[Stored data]
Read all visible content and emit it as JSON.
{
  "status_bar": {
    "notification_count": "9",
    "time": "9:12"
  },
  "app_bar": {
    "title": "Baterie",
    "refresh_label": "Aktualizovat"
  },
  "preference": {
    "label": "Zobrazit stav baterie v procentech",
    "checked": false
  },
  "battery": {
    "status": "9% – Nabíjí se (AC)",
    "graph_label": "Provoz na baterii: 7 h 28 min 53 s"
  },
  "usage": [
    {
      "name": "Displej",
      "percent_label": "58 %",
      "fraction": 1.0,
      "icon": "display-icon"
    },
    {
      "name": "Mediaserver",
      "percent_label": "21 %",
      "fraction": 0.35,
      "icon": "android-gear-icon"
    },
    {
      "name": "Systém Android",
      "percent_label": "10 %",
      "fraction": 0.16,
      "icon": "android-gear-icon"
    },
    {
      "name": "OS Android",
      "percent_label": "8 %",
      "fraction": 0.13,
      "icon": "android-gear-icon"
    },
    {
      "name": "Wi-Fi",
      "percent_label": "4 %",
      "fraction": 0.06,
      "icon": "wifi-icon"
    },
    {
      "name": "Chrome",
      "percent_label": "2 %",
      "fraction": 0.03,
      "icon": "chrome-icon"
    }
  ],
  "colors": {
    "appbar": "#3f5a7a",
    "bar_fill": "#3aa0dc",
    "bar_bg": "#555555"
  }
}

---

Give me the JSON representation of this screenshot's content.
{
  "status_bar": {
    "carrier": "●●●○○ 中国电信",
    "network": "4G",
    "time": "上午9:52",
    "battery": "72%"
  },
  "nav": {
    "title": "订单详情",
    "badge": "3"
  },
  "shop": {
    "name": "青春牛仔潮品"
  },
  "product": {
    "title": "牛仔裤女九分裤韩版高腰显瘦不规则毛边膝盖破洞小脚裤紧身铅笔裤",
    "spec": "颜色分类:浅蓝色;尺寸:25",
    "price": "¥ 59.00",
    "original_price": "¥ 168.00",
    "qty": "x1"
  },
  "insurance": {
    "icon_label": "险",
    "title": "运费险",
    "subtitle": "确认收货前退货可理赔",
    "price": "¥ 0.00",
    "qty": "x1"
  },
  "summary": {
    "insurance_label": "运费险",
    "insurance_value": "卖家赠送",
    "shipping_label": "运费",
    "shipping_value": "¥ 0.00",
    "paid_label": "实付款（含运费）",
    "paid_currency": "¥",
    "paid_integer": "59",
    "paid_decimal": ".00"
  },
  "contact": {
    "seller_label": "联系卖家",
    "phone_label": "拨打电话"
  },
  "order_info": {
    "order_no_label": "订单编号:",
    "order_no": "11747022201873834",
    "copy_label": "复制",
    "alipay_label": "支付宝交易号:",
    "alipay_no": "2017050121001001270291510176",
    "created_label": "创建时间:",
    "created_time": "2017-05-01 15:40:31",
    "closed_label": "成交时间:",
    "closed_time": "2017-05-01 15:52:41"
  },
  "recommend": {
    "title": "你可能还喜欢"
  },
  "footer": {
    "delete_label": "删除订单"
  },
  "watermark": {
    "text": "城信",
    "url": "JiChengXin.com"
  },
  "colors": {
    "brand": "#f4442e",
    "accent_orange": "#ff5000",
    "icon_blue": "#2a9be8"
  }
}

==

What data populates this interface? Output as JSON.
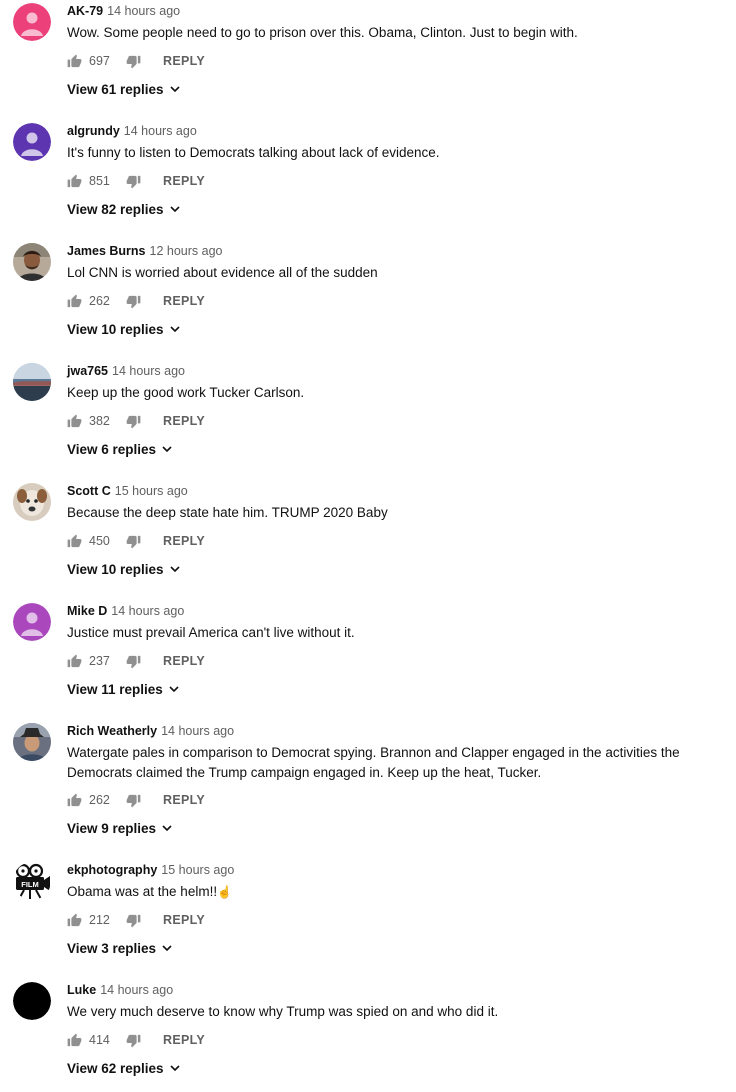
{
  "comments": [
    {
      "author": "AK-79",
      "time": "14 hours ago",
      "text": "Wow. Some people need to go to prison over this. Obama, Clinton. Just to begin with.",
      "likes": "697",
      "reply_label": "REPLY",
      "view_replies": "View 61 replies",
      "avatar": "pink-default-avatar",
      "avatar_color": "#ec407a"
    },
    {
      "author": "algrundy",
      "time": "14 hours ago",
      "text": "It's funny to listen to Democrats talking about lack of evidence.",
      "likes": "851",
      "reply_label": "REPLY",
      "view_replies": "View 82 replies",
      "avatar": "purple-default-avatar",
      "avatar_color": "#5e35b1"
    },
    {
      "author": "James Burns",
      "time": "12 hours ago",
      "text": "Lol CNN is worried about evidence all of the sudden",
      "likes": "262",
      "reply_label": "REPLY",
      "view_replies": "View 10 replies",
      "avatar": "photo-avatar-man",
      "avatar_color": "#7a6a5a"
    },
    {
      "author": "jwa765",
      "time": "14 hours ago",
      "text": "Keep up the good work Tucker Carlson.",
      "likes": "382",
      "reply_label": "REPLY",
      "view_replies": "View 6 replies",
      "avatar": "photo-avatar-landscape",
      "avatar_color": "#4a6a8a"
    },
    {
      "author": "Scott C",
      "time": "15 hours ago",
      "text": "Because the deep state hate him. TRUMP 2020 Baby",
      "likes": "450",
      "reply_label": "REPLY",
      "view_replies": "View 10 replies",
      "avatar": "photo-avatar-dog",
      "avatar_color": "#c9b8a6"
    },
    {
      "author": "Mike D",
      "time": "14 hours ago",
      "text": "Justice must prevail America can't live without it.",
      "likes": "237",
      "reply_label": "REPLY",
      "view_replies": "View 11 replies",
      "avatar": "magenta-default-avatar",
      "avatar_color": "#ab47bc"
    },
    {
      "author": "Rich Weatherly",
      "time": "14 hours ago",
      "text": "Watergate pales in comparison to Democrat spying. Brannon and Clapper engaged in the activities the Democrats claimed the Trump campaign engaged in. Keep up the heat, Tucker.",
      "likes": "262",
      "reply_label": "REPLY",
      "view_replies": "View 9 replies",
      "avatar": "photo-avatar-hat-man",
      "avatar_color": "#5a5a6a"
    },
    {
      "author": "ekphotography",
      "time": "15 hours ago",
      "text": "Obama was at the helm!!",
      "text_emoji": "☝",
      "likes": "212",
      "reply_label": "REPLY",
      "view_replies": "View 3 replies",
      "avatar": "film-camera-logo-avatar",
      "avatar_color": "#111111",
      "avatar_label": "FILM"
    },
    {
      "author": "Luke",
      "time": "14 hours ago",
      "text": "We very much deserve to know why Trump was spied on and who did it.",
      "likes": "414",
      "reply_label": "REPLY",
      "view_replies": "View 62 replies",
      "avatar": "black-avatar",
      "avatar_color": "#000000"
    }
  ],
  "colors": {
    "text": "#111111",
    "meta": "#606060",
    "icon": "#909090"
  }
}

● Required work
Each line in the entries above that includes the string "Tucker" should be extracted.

● Response area
      "text": "Keep up the good work Tucker Carlson.",
      "text": "Watergate pales in comparison to Democrat spying. Brannon and Clapper engaged in the activities the Democrats claimed the Trump campaign engaged in. Keep up the heat, Tucker.",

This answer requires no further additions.